Abstract: We shall consider extremal critical points (along with scaled critical radius) of a random distance function and show a Poisson process approximation result for the same. This is obtained as a consequence of a general Poisson process approximation result for stabilizing functionals of Poisson processes that arise in stochastic geometry. The bounds are derived for the Kantorovich-Rubinstein distance between a point process and an appropriate Poisson point process. This is a joint work with Omer Bobrowski (Technion) and Matthias Schulte (Hamburg Institute of Technology).

10:20am Coffee Break

11:00 am Takashi Owada, Purdue University
Title: Convergence of persistence diagram in the sparse regime

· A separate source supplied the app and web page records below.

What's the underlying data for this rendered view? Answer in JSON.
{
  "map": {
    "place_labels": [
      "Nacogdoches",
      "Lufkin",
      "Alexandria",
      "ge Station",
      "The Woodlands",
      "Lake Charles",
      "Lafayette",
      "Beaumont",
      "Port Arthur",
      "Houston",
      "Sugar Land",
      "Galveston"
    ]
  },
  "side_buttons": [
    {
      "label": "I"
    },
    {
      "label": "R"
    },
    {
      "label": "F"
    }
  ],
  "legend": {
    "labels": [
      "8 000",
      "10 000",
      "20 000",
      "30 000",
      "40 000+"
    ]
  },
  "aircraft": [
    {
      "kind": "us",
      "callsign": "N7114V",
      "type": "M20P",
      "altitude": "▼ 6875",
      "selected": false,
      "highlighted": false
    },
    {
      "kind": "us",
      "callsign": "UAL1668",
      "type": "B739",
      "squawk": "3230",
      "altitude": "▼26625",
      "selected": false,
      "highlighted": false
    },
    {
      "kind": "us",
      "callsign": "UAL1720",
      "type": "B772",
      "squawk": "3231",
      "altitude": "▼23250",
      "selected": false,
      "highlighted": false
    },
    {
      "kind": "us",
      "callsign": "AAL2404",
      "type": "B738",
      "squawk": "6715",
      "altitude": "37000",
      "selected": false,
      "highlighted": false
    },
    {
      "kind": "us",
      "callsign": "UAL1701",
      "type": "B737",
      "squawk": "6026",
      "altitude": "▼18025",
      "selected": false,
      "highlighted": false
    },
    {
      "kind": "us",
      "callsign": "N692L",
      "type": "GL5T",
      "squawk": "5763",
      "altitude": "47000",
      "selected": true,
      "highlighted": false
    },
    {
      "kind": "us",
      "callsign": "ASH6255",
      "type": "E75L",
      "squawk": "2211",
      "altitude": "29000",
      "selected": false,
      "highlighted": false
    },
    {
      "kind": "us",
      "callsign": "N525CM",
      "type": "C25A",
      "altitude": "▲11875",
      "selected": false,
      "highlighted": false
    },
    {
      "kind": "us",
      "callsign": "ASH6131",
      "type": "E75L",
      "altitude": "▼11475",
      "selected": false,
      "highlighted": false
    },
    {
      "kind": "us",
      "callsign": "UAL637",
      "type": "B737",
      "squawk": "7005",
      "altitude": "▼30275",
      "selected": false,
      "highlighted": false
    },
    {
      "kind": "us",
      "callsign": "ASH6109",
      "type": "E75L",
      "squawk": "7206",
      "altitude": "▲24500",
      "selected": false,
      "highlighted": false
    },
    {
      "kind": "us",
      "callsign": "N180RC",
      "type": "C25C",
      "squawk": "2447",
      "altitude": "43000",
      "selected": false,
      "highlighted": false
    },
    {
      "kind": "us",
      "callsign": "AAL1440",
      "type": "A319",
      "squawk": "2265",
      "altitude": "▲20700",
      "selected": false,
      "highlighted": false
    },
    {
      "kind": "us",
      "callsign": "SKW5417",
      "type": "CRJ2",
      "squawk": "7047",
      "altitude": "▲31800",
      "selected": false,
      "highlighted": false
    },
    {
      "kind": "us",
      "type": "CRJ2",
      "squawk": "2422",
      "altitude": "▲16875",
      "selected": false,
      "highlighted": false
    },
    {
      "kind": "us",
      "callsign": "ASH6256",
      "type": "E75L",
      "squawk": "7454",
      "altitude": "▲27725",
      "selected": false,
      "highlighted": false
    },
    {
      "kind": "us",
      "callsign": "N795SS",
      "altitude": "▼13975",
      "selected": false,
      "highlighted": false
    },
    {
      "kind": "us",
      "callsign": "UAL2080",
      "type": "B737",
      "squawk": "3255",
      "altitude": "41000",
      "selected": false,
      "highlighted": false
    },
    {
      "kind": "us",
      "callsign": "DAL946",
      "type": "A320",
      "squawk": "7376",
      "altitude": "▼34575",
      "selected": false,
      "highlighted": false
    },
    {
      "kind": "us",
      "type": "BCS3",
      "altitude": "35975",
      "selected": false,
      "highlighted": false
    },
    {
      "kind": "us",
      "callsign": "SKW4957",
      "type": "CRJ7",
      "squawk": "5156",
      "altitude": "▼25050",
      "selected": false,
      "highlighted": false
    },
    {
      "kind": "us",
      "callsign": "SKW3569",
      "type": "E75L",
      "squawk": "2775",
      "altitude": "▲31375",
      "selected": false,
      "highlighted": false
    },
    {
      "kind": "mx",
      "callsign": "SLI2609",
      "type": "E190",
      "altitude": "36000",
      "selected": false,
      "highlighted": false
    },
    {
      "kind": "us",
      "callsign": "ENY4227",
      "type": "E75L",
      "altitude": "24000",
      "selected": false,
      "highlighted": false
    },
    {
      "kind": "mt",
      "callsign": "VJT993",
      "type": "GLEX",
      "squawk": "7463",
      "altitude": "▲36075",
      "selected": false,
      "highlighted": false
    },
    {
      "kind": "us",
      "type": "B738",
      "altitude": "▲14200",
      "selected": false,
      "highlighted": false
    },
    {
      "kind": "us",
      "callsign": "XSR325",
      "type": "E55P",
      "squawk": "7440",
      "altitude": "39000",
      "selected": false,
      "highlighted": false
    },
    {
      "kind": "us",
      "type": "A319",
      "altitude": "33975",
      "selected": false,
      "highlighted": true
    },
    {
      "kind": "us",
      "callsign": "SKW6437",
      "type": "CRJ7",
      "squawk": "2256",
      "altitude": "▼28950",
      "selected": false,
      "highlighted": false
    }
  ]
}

Abstract: The objective of this paper is to examine the asymptotic behavior of persistence diagrams associated with \v{C}ech filtration. A persistence diagram is a graphical descriptor of a topological and algebraic structure of geometric objects. We consider \v{C}ech filtration over a scaled random sample $r_n^{-1}\mathcal X_n = \{ r_n^{-1}X_1,\dots, r_n^{-1}X_n \}$, such that $r_n\to 0$ as $n\to\infty$. We treat persistence diagrams as a point process and establish their limit theorems in the sparse regime: $nr_n^d\to0$, $n\to\infty$. In this setting, we show that the asymptotics of the $k$th persistence diagram depends on the limit value of the sequence $n^{k+2}r_n^{d(k+1)}$. If $n^{k+2}r_n^{d(k+1)} \to \infty$, the scaled persistence diagram converges to a deterministic Radon measure almost surely in the vague metric. If $r_n$ decays faster so that $n^{k+2}r_n^{d(k+1)} \to c\in (0,\infty)$, the persistence diagram weakly converges to a limiting point process without normalization. Finally, if $n^{k+2}r_n^{d(k+1)} \to 0$, the sequence of probability distributions of a persistence diagram should be normalized, and the resulting convergence will be treated in terms of the $\mathcal M_0$-topology.

11:40 Hugo Rincon, Technische Universität Wien
Title: A combinatorial topology perspective on distributed computing

Abstract: Distributed computing is a rapidly growing field of study largely motivated by it's many practical applications. Technologies such as internet, cloud computing, blockchain, among others shape the way we live today.
In this talk, we present a brief introduction to the topological framework for analyzing distributed system models. We will show how to model the input, output and communication model of a distributed systems using simplicial complexes. In particular we will talk about wait-free shared memory computability, which is interestingly characterized as a fully topological feature.

Wednesday, September 29th

9:00am Ngoc Tran, University of Texas at Austin
Mini-Course 1: Recursive random partitions: probability, geometry, and machine learning
Lecture 3

10:15pm Tomasz Kaczynski, University of Sherbrooke
Mini-Course 3: Computational Homology, Dynamics, and Data
Lecture 3

11:30 Coffee Break

12:10am Benjamin Schweinhart, George Mason University
Mini-Course 2: Percolation and Topology
Lecture 3